By Ciara Linnane, MarketWatch
Shares of Tupperware Inc. tumbled to a record low on Tuesday, after the maker of food storage containers, kitchen goods and beauty products said it’s investigating accounting at its Fuller Mexico beauty business and seeking relief from creditors on a covenant on $650 million of debt.
The stock /zigman2/quotes/209009040/composite TUP -1.17% cratered more than 43% to mark its biggest one-day percentage decline in extremely active trade. About 12.6 million shares had changed hands by early afternoon, more than seven times the stock’s 65-day average volume.
The company, which uses a direct selling model, issued a profit warning for the fourth quarter amid execution challenges in its core markets of Brazil, China, the U.S. and Canada along with negative macroeconomic trends. It expects adjusted per-share earnings of $1.35 to $1.70, well below the $2.79 FactSet consensus. It has applied for an extension on its annual report filing with the Securities and Exchange Commission to give it time to complete the Mexico probe and determine its tax rate, after changes made to deferred tax assets.

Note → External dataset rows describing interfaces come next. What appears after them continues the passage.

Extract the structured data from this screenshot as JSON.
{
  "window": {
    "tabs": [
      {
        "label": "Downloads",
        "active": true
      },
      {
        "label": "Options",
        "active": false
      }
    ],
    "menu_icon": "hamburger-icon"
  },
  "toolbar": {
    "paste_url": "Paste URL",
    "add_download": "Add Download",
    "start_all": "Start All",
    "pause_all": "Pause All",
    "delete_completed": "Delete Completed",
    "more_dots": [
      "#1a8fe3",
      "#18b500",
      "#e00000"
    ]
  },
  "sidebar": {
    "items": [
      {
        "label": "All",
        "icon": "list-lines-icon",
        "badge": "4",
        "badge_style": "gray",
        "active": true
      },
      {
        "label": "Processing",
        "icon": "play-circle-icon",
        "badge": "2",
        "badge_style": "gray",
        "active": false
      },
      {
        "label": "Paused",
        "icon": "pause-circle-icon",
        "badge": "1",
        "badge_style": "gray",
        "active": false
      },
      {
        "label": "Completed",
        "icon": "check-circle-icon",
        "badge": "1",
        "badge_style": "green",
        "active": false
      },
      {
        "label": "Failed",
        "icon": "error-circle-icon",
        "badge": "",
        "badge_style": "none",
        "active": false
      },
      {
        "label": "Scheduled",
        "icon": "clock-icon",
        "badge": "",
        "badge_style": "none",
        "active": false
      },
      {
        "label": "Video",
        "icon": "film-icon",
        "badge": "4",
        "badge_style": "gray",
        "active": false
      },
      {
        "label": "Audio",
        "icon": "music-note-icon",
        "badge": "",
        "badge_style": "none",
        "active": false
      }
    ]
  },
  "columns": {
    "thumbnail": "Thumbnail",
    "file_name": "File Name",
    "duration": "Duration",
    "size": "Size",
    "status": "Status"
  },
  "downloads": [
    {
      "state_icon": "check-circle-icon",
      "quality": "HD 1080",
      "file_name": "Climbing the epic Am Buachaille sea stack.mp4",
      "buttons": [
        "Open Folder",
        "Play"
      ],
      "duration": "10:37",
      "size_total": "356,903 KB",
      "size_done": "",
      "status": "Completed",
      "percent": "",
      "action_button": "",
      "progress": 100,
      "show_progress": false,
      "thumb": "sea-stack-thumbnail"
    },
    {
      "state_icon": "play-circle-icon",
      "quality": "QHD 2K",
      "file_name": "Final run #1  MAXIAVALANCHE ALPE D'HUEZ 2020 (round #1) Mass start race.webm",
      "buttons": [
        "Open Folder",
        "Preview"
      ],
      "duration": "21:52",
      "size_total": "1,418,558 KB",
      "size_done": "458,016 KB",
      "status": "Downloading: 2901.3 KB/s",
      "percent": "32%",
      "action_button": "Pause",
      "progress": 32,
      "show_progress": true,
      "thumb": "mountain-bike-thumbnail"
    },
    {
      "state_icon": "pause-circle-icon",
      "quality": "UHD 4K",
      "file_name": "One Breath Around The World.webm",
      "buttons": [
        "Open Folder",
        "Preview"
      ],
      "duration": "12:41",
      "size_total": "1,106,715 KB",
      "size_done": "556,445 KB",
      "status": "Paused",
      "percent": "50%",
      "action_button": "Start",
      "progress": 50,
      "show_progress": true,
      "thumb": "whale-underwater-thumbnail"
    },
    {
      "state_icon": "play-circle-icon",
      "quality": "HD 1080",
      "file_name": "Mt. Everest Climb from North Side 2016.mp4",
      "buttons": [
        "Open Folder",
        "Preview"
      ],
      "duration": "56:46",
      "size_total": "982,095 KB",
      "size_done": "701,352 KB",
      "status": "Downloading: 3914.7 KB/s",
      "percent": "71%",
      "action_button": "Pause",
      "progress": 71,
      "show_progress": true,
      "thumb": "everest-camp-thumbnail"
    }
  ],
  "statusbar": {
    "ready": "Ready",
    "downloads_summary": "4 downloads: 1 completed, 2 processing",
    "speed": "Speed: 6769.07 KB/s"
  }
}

The investigation will focus on the accounting for accounts payable and accrued liabilities at the Fuller Mexico beauty business, “to determine the extent to which these matters may further impact results and to assess and enhance the effectiveness of internal controls at this business.”
The company expects the total pretax impact for 2019 from Mexico impairments to come to about $50 million to $52 million.
“We are working rapidly to address these Fuller Mexico issues in order to finalize our 2019 results. We are also focused on facing the clear headwinds in our core markets and accelerating the pace at which we can achieve meaningful improvement in the business,” said Chris O’Leary, the Company’s Interim CEO. O’Leary was installed in November to replace Tricia Stitzel, who stepped down after the company suspended its dividend.
Tupperware has been struggling for years as its sales force has been shrinking, thanks to the proliferation of other “gig” economy opportunities around the world. The company said it had 2.9 million sellers in its latest update, but that’s down from 3.0 million in its 10-K for 2018 posted in February of 2019. The brand originally become popular in the U.S. in the 1950s with stay-at-home moms, who would gather at special parties to introduce the product line to friends and family.
At the peak of their popularity, such gatherings allowed the company to build a vast network of distributors. In more recent years, the brand has proved popular in countries like Indonesia, where women have limited earnings opportunities, but often gather to eat and drink.
But like many direct sellers, Tupperware has been hurt by changing consumer tastes, competition from e-commerce sites and geopolitical pressures in markets like Brazil and Mexico. The company has diversified away from its original food container business to include cookware, knives, microwave products, microfiber textiles, water-filtration related items, and different brands of personal care products.
The company said it would only offer full-year guidance from now on and expects sales of $1.582 billion to $1.617 billion for 2020. EPS is expected to range from $1.16 to $1.23. The FactSet consensus is for EPS of $2.29 and sales of $1.628 billion.
The company is waiting to complete the documentation on a request for relief from creditors relating to its leverage ratio covenant in a $650 million credit agreement dated March 29 of last year, to avoid a potential acceleration of the debt that could have a material adverse impact. In return, it will provide additional collateral and subsidiary guarantees.
Shares have fallen 90% in the last 12 months, while the S&P 500 /zigman2/quotes/210599714/realtime SPX +0.64% has gained 14%.